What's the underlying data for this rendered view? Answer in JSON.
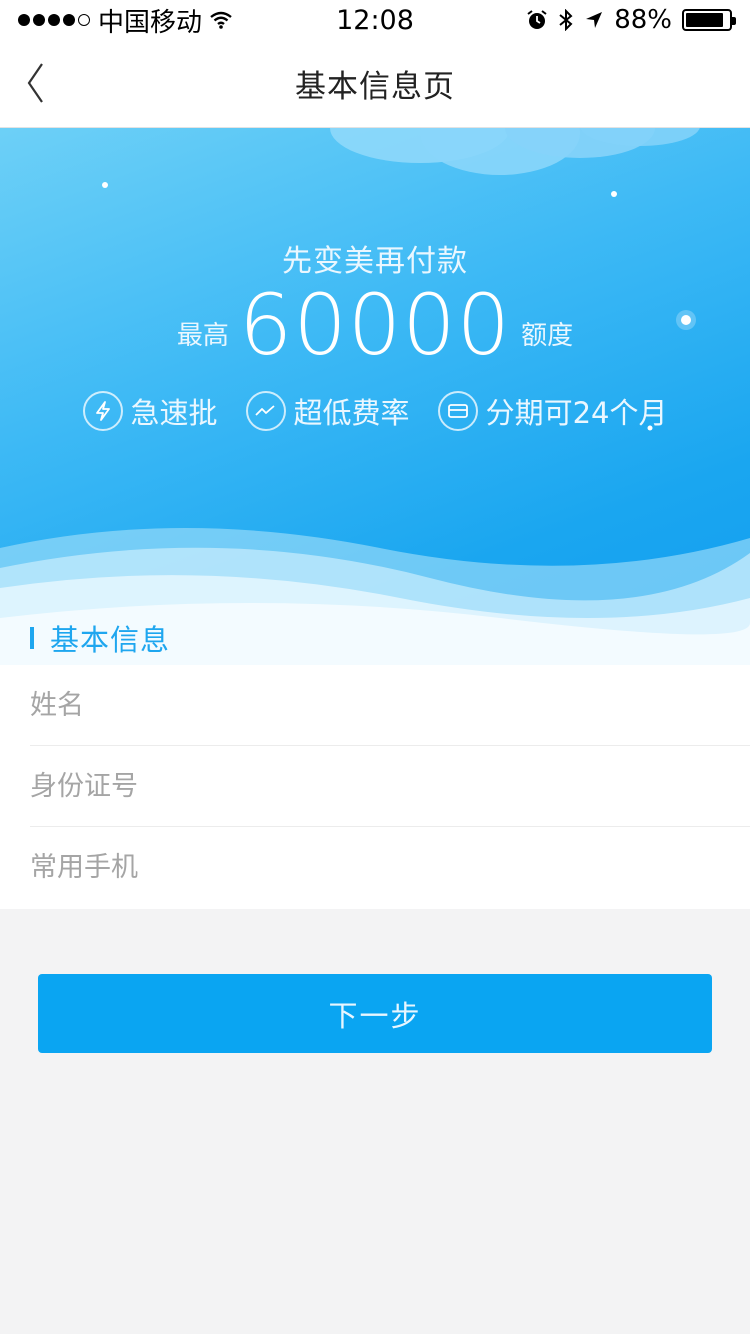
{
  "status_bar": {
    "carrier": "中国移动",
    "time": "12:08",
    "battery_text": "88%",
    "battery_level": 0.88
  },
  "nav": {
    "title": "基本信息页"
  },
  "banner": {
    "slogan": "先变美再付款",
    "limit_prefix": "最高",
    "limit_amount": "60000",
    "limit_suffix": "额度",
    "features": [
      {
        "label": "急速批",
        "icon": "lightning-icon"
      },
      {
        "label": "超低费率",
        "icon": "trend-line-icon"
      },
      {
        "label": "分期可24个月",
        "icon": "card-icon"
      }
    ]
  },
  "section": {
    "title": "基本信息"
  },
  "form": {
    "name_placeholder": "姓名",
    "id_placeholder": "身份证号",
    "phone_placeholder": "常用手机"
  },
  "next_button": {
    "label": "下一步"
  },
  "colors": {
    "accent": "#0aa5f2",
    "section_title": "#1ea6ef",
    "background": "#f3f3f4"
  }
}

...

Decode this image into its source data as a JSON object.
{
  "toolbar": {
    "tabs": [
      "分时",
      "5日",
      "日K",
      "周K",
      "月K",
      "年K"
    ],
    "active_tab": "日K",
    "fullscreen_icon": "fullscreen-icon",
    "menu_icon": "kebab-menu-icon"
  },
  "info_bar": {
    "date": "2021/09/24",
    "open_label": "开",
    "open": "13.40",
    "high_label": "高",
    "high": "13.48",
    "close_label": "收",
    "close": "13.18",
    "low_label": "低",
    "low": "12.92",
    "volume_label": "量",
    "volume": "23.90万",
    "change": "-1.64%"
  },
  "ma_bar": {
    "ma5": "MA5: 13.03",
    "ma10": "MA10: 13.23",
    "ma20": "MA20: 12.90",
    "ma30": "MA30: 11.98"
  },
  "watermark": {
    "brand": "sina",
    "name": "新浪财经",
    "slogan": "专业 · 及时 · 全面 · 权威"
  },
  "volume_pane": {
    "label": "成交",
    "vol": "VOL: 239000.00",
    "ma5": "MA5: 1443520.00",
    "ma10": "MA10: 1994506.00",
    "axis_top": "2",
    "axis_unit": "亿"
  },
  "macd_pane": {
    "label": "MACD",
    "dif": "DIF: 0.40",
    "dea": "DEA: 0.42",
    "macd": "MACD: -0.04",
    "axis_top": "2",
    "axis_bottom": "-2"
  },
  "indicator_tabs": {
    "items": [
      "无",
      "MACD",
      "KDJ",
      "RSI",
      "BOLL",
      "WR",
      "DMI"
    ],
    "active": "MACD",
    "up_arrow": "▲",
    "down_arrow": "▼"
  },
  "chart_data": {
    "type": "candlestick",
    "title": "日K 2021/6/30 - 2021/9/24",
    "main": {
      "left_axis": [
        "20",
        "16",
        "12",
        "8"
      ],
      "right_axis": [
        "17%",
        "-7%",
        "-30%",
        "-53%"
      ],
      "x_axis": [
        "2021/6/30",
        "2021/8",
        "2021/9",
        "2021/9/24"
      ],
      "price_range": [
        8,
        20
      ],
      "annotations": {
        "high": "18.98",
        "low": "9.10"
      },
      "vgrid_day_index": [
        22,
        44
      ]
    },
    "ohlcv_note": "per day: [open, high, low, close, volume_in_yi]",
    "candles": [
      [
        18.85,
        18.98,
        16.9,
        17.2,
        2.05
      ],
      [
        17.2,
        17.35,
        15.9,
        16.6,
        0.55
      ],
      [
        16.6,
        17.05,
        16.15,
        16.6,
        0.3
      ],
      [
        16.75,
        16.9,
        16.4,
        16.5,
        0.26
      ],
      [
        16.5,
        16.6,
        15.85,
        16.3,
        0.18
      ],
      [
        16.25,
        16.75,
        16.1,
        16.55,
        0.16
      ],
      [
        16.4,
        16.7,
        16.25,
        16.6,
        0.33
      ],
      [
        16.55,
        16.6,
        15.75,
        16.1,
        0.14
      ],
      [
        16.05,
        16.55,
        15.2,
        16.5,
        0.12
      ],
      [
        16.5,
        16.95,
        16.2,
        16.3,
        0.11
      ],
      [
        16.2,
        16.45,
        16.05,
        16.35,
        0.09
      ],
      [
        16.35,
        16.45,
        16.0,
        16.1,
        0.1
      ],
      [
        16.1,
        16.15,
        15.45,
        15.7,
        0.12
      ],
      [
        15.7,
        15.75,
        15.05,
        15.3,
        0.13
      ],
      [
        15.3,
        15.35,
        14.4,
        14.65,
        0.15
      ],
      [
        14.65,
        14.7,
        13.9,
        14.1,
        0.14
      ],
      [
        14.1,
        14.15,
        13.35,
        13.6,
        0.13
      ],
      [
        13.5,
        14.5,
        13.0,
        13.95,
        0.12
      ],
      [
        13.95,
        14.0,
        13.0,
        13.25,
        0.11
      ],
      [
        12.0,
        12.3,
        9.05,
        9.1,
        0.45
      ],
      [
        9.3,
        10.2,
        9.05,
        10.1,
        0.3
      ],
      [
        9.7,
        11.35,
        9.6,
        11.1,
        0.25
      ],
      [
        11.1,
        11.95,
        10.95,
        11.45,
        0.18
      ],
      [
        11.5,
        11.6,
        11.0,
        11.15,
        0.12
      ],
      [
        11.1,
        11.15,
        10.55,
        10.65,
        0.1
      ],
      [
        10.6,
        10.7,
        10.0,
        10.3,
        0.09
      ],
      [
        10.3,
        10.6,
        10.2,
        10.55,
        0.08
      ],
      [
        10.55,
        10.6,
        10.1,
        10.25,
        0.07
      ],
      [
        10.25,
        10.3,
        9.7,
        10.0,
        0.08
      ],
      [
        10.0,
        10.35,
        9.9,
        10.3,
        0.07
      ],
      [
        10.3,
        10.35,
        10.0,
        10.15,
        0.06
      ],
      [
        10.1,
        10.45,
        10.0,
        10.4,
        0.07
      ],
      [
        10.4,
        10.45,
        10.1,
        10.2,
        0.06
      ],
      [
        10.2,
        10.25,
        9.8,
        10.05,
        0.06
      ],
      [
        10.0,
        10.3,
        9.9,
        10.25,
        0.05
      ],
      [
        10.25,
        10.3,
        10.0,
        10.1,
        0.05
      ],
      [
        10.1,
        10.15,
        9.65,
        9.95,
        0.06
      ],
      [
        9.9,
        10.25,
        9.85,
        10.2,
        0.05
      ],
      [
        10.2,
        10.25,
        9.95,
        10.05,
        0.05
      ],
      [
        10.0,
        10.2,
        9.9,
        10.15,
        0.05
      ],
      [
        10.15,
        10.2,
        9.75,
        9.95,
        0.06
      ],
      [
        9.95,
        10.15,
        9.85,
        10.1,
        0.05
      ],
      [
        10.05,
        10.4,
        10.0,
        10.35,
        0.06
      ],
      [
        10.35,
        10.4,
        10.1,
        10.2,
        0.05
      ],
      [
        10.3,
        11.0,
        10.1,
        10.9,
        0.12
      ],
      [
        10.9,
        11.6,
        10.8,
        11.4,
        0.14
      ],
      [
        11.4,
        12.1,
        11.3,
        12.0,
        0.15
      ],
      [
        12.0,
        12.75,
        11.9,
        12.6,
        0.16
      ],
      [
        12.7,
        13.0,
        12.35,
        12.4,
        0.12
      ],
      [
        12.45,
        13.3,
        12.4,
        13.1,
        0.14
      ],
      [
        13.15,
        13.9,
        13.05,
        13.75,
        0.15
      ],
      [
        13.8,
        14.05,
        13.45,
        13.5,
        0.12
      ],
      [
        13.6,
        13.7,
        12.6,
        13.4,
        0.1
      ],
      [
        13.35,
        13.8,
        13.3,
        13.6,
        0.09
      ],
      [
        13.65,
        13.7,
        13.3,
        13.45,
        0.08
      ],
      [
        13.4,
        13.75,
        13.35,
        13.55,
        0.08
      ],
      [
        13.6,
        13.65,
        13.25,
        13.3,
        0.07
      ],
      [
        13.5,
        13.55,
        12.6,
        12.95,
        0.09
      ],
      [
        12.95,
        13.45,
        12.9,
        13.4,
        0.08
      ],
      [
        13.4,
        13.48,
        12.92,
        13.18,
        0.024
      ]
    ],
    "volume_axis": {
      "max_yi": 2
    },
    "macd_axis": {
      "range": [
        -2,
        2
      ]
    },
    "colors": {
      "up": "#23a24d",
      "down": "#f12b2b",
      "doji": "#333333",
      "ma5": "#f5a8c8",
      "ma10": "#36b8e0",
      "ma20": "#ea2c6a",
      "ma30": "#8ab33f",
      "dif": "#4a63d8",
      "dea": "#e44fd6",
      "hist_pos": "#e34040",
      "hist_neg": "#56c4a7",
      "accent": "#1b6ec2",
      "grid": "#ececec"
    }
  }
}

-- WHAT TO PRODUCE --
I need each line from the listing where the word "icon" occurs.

-- FINAL ANSWER --
        "icon": "lightning-icon"
        "icon": "trend-line-icon"
        "icon": "card-icon"
    "fullscreen_icon": "fullscreen-icon",
    "menu_icon": "kebab-menu-icon"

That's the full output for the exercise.